We see improved manufacturing, machine operations, and supply chain efficiencies in many industries who are paying attention to signals in the data that alert the business to the changing conditions, evolving demand, predictive maintenance requirements, evolving consumer sentiment, and more. We see the applications of discovery from data that leads to improved delivery of medicines, natural resources, education, financial investments, and basic services to communities and people in need. Personalized health devices are generating massive amounts of personal information that are leading to improved personal health and quality of life for many persons. Massive financial savings (in the tens of billions of dollars, at least) have been accrued through better financial fraud modeling and detection in the insurance and payment industries. In short, there is almost no sector of society that is not considering (or planning for) greater operational efficiencies, significant cost savings, and better outcomes through data analytics. We will see these benefits, applications, and discoveries explode as massive stream of data from the Internet of Things begin to get exploited through fast analytics within the next decade.

What are your go-to tools for doing data science?

I use basic tools (not too many advanced tools) because my role is primarily  an instructor, mentor, and advisor. My goal is to communicate “what to do”, “why do it”, and “which methods to use”, with a bit of “how to do it”. I use some simple scripting languages like Matlab, and I am beginning to learn more Python – I use these for project-specific Markov Modeling and Monte Carlo Modeling. I also use data mining packages that are easily accessible online, plus some statistical modeling packages with specific capabilities (e.g., Bayesian modeling, regression). Since my role in my organization is more senior and advisory, that works for me. This is not typical for most data scientists.
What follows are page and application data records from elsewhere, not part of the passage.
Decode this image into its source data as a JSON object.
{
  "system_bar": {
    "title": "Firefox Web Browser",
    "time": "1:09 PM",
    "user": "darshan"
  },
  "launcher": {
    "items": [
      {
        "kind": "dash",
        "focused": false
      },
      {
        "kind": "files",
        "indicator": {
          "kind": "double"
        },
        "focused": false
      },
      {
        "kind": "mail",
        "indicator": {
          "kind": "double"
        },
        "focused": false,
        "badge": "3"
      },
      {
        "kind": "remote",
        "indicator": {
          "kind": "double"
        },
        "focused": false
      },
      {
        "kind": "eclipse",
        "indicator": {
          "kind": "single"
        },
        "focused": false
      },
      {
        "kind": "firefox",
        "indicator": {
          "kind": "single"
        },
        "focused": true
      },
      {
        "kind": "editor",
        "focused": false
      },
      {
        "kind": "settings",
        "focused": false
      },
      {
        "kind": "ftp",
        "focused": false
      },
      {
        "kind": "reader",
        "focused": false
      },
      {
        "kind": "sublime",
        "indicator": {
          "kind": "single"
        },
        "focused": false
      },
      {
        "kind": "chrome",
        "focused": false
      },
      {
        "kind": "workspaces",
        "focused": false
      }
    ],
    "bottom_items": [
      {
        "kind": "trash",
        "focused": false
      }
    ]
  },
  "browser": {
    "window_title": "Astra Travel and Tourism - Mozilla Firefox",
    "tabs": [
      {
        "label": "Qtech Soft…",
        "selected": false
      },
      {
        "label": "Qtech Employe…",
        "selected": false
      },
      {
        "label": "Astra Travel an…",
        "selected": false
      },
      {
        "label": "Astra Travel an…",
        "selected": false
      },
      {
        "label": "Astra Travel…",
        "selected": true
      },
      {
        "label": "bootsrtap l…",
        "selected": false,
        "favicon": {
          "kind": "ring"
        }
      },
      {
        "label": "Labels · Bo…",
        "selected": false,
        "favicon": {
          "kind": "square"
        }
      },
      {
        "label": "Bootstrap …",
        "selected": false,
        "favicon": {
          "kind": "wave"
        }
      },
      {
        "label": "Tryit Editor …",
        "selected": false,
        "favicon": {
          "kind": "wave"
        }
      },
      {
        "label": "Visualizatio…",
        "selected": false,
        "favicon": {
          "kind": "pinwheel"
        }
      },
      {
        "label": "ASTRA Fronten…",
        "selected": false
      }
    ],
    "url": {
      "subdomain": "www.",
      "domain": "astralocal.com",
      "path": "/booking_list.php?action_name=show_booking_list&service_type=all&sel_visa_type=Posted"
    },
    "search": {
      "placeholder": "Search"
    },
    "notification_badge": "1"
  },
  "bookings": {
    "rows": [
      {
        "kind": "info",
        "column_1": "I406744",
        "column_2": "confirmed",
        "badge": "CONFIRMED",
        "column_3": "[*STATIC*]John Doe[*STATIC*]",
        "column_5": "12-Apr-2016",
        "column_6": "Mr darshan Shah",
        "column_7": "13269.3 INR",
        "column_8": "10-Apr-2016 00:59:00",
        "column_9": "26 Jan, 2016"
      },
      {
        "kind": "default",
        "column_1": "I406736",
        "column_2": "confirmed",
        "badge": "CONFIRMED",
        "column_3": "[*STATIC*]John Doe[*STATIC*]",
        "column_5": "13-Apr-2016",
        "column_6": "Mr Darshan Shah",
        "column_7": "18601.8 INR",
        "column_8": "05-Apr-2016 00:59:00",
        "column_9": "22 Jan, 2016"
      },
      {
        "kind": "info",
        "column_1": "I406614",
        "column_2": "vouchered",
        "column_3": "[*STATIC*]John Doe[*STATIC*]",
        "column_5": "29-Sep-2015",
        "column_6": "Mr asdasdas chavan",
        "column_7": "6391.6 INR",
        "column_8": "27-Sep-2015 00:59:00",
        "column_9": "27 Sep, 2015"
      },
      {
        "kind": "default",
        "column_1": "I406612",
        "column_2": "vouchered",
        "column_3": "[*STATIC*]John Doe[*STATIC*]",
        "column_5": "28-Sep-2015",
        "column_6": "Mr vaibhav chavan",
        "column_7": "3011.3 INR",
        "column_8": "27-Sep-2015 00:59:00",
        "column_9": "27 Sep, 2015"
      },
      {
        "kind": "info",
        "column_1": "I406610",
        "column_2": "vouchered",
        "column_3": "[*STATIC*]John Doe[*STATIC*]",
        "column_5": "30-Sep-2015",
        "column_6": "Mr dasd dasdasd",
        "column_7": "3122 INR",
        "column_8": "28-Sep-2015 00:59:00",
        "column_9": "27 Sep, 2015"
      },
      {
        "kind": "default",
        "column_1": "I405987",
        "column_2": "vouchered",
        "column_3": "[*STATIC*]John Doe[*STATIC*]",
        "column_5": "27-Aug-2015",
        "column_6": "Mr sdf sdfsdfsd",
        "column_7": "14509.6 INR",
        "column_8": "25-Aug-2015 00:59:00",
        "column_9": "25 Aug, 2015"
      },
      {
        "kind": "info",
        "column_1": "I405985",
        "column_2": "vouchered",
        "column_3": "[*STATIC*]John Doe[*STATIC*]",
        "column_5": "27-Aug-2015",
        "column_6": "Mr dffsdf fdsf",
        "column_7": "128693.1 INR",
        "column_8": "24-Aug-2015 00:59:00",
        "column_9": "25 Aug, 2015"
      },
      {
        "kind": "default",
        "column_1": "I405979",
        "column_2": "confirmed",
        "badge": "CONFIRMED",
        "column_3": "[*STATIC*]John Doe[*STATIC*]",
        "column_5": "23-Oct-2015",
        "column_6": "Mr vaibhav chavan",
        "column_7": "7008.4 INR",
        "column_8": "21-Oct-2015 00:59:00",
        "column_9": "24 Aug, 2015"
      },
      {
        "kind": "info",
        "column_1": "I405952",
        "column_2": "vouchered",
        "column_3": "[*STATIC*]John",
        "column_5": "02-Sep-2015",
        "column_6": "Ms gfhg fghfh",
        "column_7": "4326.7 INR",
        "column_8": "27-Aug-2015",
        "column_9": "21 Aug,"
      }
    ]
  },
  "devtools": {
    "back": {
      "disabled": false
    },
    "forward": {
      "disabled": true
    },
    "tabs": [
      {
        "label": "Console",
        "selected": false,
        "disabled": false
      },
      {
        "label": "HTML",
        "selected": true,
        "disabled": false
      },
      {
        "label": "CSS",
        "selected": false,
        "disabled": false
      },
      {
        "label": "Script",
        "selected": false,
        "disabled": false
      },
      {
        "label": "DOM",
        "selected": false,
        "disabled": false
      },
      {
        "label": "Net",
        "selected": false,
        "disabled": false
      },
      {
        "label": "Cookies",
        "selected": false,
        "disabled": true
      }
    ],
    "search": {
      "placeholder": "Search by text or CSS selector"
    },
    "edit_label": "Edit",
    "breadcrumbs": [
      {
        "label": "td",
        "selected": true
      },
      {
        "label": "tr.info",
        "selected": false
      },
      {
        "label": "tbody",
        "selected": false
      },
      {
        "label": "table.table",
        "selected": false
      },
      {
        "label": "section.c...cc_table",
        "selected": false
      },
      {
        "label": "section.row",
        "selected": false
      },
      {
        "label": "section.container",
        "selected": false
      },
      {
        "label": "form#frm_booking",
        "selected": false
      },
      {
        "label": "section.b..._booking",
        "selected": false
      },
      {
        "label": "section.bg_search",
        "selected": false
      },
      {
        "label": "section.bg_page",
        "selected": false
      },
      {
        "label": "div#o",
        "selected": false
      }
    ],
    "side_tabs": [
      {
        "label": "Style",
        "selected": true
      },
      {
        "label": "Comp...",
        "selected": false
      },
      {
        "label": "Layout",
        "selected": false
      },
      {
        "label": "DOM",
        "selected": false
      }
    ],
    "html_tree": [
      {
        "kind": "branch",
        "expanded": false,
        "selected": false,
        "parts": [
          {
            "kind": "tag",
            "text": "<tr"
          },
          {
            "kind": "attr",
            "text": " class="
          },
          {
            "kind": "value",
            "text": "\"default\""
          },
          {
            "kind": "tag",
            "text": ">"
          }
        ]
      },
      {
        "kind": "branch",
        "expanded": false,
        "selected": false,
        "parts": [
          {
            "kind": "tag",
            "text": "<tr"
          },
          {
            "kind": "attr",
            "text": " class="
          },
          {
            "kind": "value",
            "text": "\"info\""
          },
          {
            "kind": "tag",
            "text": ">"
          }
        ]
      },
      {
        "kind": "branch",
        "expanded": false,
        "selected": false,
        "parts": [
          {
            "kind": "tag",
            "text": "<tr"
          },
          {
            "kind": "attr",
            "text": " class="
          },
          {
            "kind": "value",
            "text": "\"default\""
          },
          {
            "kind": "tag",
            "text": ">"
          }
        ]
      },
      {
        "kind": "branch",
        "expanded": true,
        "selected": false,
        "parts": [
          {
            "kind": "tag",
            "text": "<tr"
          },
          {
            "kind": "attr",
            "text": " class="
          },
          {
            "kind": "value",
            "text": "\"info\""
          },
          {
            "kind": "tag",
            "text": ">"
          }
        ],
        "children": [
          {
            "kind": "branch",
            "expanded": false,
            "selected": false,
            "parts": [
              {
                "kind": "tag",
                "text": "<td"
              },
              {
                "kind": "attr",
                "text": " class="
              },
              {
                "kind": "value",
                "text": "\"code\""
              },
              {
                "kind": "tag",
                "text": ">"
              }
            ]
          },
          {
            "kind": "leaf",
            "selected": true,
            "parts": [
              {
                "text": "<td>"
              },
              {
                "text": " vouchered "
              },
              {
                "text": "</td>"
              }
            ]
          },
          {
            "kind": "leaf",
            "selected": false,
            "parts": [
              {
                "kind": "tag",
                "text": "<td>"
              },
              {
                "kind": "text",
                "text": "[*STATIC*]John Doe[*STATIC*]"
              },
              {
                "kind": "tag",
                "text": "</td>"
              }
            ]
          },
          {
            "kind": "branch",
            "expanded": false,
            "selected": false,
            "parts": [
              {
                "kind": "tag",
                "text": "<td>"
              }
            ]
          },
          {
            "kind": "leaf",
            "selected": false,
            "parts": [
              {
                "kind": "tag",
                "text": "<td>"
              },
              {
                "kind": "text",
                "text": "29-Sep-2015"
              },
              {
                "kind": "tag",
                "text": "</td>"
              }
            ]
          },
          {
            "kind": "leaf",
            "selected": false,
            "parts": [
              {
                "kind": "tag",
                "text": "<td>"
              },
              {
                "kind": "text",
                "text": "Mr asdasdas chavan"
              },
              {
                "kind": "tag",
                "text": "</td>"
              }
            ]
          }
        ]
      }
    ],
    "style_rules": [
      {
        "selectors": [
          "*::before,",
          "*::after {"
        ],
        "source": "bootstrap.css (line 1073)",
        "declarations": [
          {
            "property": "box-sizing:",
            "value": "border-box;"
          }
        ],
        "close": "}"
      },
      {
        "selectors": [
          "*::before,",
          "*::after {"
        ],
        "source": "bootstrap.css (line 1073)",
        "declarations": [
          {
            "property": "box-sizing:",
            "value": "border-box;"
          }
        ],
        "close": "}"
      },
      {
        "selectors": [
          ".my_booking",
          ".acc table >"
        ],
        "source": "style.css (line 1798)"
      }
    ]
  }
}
In your Ted talk “Big data, small world” you talked about novelty discovery, class discovery, and association’s discovery. But you gave a special mention to association discovery, is there a specific reason for that?  

Association discovery is one of the four basic methods of unsupervised discovery (i.e., finding patterns and trends in data without requiring labeled training data). The four methods are class discovery (i.e., clustering or segmentation), novelty discovery (i.e., outlier detection), correlation discovery (e.g., Principal Component Analysis, or Regression Modeling), and finally association discovery (i.e., link mining, or market basket analysis). I focused on the latter (association mining) in my TedX talk for two primary reasons: (1) I wanted to present several fun and interesting examples of association mining that work well with a general audience; and (2) my talk was specifically focused on how we can use big data to discover interesting connections, relationships, and associations among persons, places, products, and events. My talk mentioned the well-known concept of “6 degrees of separation” as an illustration of how a similar concept (association discovery) in big data is producing some amazingly useful and interesting discoveries.

Data Scientist has been termed as the sexiest job of 21st century. Do you agree? What advice would you give to people aspiring a long career in Data Science? 

Yes, I agree with that label. For me, that means that data science is attracting the best and brightest young people (as well as more experienced persons) to the field. These individuals see many opportunities for data scientists and how interesting, exciting, powerful, beneficial, and diverse those options can be. The field is so much better and so much richer, thanks to these persons’ contributions. I am constantly in awe of this new breed of data scientists, who (in some cases) are younger than my own children! I encourage aspiring career data scientists to be lifelong learners, to continue to explore new ways of doing things, to have a broad vision to where their talents can deliver great benefits to others, and to focus on developing the top four C’s of data science aptitudes: Curious, Communicative, Creative, and Courageous problem-solver.